July 14th, 2015

Pluto flyby marks 50th anniversary of first Mars encounter The Christian Science Monitor

How’s this for timing? NASA’s New Horizons spacecraft is winging past Pluto this morning (July 14) exactly 50 years after the first robotic visit to Mars.

On July 14, 1965, NASA’s Mariner 4 probe flew by the Red Planet, becoming the first spacecraft ever to capture up-close looks at another planet. (NASA’s Mariner 2 spacecraft gathered data but no images when it zoomed past Venus in December 1962.)

“You couldn’t have written a script that was better,” New Horizons principal investigator Alan Stern, of the Southwest Research Institute in Boulder, Colorado, told

December 18th, 2013

An Updated Mars Exploration Family Portrait The Planetary Society

The Mars Exploration Family Portrait shows every dedicated spacecraft mission to Mars, and now includes India’s Mars Orbiter Mission and NASA’s MAVEN. The dates listed are for launch.

November 11th, 2004

Mars answers spur questions Rocky Mountain News

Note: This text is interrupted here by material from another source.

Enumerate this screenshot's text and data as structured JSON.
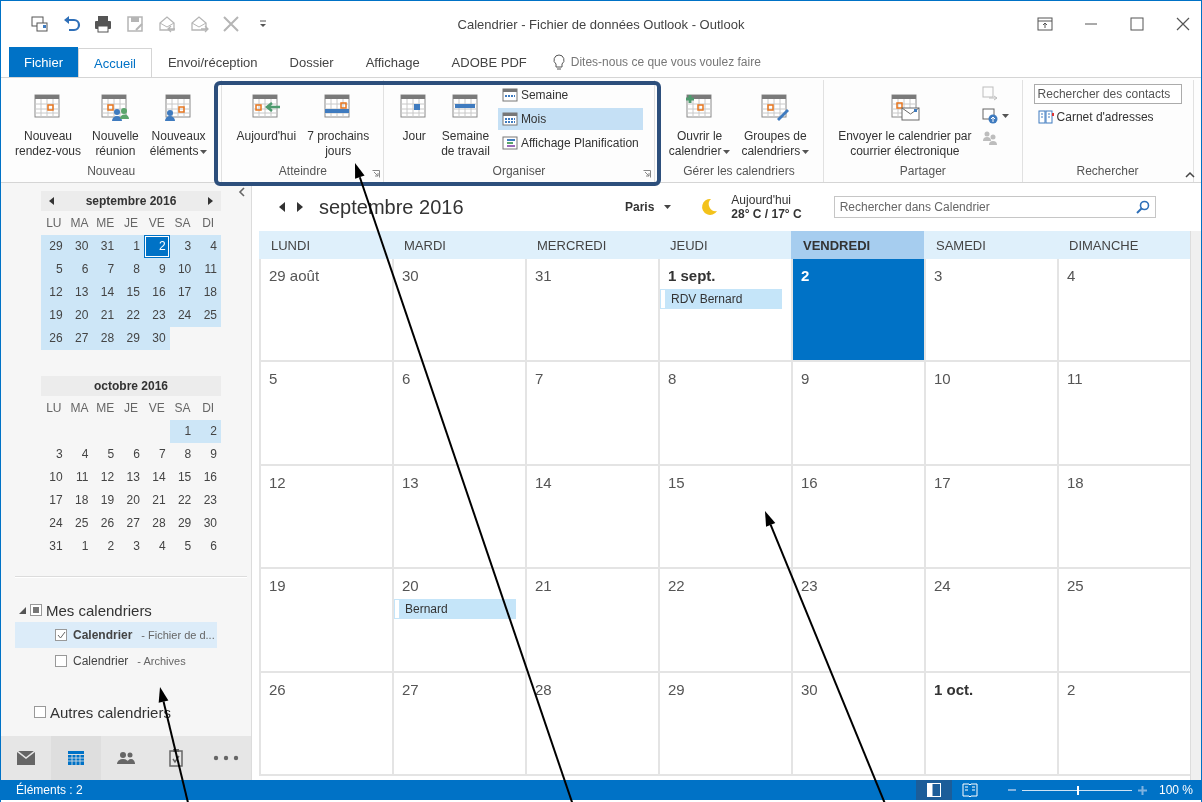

Five spacecraft are circling Mars and creeping across its ruddy surface, looking for traces of long-gone waters and signs that the cold, arid planet may once have been hospitable to life. The robotic martian invasion – three orbiters and two six-wheeled rovers – has already uncovered strong evidence that water once flowed on Mars and is now locked in subsurface ice. But big questions about water on Mars remain. When did it flow? How long did it last? How much was there? Where did it come from? Where did it go? Perhaps the most tantalizing question: Were there long-lived watery environments where microbial life could have gained a foothold?